Although Christopher St John (born Christabel Marshall) is today best known either as the one-time lover of author and gardener, Vita Sackville-West, or as a member of the “Smallhythe Trio” – her ménage à trois with the theatre director Edith “Edy” Craig and artist Claire “Tony” Atwood – she was a prolific writer whose work covered biography, suffrage and avant garde plays, experiments in life writing, and over thirty years of journalism for British newspapers and magazines, including The Lady and Time and Tide (then known as the “Sapphic Graphic”). Her writing spanned the late Victorian period through to the late 1950s and fits into the intersection of Victorian urban gothic fiction (with a particular focus on Oscar Wilde) and the introspection of modernist writers, such as Virginia Woolf.
St John maintained a flat with Edy Craig in London’s Covent Garden, from 1900, but she lived part of the year with Edy in the Priest’s House adjacent to Smallhythe Place, both of which had been purchased by Edy’s mother Ellen Terry, the noted English Victorian actress.
Kent locations feature in her fictionalised autobiography, Hungerheart, her many biographical works about Ellen Terry, and her essay about Edy in Eleanor Adlard’s collection of essays, “Edy: Recollections of Edith Craig”.
On Chris and Edy’s first visit to Smallhythe, sent to view the property by Ellen Terry. “We went there from London by road on our bicycles, spending the night at the Saracen, Ashford, on the way. …Edy was always quick to recognize the potentialities of a house, however dilapidated, however blemished by gimcrack repairs… I was charmed by the water-meadows round the farm, its beautiful out-houses, its vast canopy of sky, it’s authentic rural atmosphere, but when Edy said of a room upstairs, piled up to the ceiling with fleeces, ‘This will be mother’s bedroom,’ I gaped at her optimism.”1
Smallhythe Place had a convivial atmosphere, and many literary, theatrical and artistic friends frequently visited, including the suffragettes Vera “Jacko” Holme and Sime Seruya, illustrator of the Rider Waite Tarot deck, Pamela Colman Smith, playwright Cicely Hamilton, and the author, Radclyffe Hall and her life partner Una Troubridge.
Hall and Troubridge once considered building a home for themselves on land adjacent to Smallhythe Place, to be closer to their friends, but reconsidered because the fallout from Christopher’s brief, disastrous affair with Vita Sackville-West had destabilised the Trio to such an extent that even the usually unflappable Tony firmly reject the idea with, “We can’t possibly have a house out here!”
Chris made her home at Smallhythe Place until her death in 1960.
St John, C. (1948) ‘Close-Up’, Adlard, E.(ed) Edy: Recollections of Edith Craig.

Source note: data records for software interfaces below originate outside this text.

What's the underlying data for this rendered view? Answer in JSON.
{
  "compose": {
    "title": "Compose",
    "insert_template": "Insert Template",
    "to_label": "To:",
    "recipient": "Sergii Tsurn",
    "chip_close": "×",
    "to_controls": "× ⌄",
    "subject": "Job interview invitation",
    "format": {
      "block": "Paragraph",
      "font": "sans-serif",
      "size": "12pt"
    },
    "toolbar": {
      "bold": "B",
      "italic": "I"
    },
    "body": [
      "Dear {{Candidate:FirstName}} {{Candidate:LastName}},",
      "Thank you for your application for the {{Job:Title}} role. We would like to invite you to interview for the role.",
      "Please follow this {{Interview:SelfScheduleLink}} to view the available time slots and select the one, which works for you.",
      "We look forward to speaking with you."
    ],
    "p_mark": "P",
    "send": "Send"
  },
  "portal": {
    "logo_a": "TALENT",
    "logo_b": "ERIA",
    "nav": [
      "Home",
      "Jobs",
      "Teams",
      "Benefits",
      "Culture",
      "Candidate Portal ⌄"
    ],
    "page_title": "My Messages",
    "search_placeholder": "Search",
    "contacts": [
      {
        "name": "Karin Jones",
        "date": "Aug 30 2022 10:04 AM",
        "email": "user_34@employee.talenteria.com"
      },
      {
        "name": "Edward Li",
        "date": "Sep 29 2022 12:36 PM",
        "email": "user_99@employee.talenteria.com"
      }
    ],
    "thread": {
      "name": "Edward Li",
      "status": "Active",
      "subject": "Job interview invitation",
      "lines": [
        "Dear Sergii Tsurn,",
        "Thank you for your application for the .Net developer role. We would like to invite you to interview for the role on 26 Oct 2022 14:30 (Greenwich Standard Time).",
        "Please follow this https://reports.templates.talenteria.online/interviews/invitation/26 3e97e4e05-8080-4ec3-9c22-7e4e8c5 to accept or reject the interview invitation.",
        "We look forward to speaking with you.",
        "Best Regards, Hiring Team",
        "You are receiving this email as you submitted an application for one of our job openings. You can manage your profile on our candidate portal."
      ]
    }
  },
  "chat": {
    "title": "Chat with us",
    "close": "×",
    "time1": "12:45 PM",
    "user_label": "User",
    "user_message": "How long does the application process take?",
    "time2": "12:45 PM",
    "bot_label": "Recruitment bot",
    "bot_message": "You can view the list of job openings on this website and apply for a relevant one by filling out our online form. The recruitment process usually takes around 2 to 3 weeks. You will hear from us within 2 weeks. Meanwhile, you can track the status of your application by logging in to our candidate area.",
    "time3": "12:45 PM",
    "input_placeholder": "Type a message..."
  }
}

Frederick Muller Ltd.
Holroyd, M. (2009) A Strange Eventful History: The Dramatic Lives of Ellen Terry, Henry Irving and their Remarkable Families. Vintage Books.
‘Close-Up’ 23. ↩